#### What this task involves
Keep only the lines of the data below that contain "JSON", and copy them.

[Collection entries]
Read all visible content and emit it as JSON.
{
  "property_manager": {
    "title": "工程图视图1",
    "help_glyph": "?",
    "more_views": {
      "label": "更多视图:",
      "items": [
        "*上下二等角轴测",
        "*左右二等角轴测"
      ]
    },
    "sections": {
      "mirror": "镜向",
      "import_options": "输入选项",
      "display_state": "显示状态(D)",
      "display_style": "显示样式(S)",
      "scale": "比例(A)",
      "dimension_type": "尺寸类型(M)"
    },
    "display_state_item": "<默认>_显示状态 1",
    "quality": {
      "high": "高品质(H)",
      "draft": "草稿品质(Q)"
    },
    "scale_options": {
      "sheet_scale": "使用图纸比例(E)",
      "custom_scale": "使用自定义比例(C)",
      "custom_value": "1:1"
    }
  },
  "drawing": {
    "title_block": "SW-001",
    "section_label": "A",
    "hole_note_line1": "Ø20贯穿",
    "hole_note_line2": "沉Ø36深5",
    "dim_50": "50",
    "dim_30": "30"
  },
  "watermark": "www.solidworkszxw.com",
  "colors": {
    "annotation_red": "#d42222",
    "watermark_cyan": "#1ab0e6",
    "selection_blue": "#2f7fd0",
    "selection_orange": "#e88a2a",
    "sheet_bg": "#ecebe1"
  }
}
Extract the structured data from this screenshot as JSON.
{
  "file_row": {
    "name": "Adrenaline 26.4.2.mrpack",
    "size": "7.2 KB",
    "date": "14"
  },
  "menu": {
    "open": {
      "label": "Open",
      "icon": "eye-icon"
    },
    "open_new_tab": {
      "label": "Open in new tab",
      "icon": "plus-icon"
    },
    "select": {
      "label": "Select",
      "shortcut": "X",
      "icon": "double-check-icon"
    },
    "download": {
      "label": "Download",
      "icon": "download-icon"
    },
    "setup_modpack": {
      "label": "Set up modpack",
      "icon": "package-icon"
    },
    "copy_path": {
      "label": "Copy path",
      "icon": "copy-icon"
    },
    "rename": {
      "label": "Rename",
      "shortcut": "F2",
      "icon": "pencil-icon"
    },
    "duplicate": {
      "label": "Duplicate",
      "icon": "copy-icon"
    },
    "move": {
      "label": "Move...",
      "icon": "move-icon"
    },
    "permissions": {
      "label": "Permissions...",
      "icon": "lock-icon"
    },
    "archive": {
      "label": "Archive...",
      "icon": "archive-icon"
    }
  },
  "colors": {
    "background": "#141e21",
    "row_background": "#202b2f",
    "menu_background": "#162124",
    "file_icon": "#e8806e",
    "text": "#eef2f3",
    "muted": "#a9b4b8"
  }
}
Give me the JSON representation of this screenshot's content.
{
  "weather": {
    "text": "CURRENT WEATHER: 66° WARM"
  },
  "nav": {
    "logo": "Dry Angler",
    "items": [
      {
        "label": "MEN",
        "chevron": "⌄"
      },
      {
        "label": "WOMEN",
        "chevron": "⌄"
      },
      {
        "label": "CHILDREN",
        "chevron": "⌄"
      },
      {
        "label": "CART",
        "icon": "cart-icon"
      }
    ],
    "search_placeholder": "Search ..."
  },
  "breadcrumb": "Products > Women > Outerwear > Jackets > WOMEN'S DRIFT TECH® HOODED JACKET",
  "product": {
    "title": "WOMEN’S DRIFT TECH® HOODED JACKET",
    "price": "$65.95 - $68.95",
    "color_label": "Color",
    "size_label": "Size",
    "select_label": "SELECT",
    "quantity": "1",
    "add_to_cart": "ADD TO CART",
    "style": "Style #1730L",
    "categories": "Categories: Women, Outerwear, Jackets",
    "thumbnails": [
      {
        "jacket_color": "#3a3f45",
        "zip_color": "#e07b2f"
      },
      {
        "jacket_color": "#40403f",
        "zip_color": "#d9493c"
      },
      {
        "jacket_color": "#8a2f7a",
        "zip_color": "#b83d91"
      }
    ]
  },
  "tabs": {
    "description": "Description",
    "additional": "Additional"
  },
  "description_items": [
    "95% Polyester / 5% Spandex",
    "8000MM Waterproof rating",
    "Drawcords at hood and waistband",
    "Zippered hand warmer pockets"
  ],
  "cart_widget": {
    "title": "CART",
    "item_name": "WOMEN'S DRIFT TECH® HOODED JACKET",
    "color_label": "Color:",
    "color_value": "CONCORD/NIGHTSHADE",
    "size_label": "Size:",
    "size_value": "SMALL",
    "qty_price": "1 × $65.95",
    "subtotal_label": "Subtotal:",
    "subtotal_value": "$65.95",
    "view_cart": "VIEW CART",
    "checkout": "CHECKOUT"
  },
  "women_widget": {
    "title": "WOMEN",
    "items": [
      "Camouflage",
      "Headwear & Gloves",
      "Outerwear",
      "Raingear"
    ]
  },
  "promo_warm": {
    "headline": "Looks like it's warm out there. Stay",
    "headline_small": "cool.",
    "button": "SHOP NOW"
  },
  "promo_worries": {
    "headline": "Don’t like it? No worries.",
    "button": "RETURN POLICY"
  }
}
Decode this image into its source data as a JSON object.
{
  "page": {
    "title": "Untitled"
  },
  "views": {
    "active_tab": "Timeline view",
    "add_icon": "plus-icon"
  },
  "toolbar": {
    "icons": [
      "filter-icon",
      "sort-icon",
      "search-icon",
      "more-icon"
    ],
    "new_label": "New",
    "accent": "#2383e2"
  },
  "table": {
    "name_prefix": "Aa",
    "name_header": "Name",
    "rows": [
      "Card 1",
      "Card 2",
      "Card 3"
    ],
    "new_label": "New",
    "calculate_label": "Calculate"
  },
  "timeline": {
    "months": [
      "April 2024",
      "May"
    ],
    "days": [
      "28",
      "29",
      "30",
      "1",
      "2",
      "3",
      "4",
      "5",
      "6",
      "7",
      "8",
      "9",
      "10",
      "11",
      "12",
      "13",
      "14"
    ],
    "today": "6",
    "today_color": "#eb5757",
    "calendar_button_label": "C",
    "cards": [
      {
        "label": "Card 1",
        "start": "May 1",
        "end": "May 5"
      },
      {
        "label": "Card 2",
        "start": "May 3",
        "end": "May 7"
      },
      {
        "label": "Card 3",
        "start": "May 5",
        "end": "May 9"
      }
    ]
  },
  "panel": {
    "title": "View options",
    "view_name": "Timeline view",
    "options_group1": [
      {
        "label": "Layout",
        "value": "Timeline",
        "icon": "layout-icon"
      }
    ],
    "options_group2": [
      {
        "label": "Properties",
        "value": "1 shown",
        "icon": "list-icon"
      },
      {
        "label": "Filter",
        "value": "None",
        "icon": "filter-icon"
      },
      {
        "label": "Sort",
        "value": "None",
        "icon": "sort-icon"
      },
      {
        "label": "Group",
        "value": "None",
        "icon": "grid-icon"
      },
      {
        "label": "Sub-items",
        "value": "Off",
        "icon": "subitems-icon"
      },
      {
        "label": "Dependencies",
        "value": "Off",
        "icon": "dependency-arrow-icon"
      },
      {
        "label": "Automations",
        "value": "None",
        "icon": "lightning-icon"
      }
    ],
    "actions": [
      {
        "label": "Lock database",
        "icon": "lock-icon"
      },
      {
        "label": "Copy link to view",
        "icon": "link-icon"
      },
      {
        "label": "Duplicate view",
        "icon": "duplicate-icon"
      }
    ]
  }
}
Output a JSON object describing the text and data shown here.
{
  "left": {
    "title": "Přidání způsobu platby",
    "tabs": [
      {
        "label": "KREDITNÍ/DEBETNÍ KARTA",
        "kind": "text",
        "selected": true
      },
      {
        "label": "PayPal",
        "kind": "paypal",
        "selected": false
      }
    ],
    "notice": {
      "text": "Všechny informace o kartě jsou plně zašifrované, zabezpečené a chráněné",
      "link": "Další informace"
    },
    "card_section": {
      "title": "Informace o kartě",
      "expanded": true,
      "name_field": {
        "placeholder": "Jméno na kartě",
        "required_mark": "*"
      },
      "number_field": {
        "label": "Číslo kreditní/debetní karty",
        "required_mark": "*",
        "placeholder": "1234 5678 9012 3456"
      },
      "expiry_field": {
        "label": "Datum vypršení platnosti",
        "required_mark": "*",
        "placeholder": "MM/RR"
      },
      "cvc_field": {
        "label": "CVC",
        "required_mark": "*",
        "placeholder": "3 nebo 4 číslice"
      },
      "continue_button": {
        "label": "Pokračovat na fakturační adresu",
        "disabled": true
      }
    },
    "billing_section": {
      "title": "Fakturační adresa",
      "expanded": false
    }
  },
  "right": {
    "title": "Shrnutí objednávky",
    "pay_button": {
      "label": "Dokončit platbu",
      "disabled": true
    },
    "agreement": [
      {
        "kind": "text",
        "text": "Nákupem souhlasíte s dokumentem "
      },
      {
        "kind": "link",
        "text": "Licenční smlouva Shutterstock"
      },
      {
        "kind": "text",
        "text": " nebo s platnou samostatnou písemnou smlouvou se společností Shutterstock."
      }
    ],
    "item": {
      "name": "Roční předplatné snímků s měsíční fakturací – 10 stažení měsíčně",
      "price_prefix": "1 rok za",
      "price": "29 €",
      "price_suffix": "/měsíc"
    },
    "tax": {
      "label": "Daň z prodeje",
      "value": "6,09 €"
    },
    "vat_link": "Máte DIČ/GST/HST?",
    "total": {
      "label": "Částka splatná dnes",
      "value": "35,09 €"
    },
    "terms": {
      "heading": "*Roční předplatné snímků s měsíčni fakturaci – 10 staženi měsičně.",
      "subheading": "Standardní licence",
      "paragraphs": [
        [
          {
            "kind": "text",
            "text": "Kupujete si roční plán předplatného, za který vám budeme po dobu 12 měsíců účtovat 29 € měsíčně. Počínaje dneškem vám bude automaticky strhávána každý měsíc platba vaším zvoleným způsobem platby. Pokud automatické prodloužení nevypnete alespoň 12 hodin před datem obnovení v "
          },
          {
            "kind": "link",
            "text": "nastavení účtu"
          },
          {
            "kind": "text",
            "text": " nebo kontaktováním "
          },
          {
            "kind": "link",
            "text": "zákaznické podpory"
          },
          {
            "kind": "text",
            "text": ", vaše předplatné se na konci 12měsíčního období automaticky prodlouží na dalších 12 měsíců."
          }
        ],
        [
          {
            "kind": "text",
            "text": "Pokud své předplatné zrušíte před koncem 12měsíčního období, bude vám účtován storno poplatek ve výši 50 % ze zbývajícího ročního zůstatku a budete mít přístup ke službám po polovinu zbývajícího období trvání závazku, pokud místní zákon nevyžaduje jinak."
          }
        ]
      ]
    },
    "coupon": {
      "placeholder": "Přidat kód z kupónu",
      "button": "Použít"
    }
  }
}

#### Finished exercise
Read all visible content and emit it as JSON.
Extract the structured data from this screenshot as JSON.
Give me the JSON representation of this screenshot's content.
Decode this image into its source data as a JSON object.
Output a JSON object describing the text and data shown here.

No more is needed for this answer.